PROBLEM TO SOLVE: The result should be the lines from the one holding "Convert this screenshot" to the final line of the records, retyped exactly.

Entries from a dataset of interfaces:
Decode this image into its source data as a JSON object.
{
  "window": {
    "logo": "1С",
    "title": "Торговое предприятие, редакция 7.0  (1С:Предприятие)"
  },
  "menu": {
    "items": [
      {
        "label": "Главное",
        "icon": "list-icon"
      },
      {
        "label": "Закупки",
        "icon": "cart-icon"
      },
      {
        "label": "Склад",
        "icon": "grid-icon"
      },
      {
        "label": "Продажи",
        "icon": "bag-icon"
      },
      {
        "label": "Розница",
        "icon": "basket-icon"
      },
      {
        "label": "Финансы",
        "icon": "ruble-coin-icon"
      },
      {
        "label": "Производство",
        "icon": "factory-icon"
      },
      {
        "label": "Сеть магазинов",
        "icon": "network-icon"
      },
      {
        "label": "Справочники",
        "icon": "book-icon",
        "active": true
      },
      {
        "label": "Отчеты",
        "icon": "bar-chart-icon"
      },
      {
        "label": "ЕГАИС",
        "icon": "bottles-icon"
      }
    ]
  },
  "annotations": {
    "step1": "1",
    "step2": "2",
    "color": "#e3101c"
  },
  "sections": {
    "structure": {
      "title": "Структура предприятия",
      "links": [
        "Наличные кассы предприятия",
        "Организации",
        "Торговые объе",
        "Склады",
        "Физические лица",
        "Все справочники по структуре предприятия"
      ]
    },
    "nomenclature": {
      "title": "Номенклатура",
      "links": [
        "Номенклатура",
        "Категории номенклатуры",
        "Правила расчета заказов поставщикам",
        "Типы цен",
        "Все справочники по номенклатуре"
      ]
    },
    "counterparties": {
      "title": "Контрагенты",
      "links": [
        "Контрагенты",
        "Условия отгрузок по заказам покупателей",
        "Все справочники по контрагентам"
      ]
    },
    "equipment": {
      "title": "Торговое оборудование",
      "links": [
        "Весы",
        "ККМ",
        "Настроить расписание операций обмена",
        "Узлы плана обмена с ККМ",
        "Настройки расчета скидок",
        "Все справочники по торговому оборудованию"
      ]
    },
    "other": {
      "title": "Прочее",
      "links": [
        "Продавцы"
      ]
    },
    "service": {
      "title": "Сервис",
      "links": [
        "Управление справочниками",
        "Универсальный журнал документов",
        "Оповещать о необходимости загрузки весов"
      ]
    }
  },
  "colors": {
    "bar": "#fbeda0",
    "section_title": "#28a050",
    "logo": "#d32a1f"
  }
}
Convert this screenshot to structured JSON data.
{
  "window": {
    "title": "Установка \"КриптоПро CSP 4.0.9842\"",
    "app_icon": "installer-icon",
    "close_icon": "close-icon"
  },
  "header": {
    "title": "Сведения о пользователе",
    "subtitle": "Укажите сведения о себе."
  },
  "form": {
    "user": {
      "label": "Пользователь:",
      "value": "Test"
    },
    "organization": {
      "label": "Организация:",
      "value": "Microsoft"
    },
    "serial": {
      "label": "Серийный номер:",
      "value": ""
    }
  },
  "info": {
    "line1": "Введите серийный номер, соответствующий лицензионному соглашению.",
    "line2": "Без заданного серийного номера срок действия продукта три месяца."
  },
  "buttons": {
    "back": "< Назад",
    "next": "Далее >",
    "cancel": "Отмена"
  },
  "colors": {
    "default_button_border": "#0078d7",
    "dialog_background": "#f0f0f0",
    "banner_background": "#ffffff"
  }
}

RESPONSE:
Convert this screenshot to structured JSON data.
{
  "window": {
    "title": "Установка \"КриптоПро CSP 4.0.9842\"",
    "app_icon": "installer-icon",
    "close_icon": "close-icon"
  },
  "header": {
    "title": "Сведения о пользователе",
    "subtitle": "Укажите сведения о себе."
  },
  "form": {
    "user": {
      "label": "Пользователь:",
      "value": "Test"
    },
    "organization": {
      "label": "Организация:",
      "value": "Microsoft"
    },
    "serial": {
      "label": "Серийный номер:",
      "value": ""
    }
  },
  "info": {
    "line1": "Введите серийный номер, соответствующий лицензионному соглашению.",
    "line2": "Без заданного серийного номера срок действия продукта три месяца."
  },
  "buttons": {
    "back": "< Назад",
    "next": "Далее >",
    "cancel": "Отмена"
  },
  "colors": {
    "default_button_border": "#0078d7",
    "dialog_background": "#f0f0f0",
    "banner_background": "#ffffff"
  }
}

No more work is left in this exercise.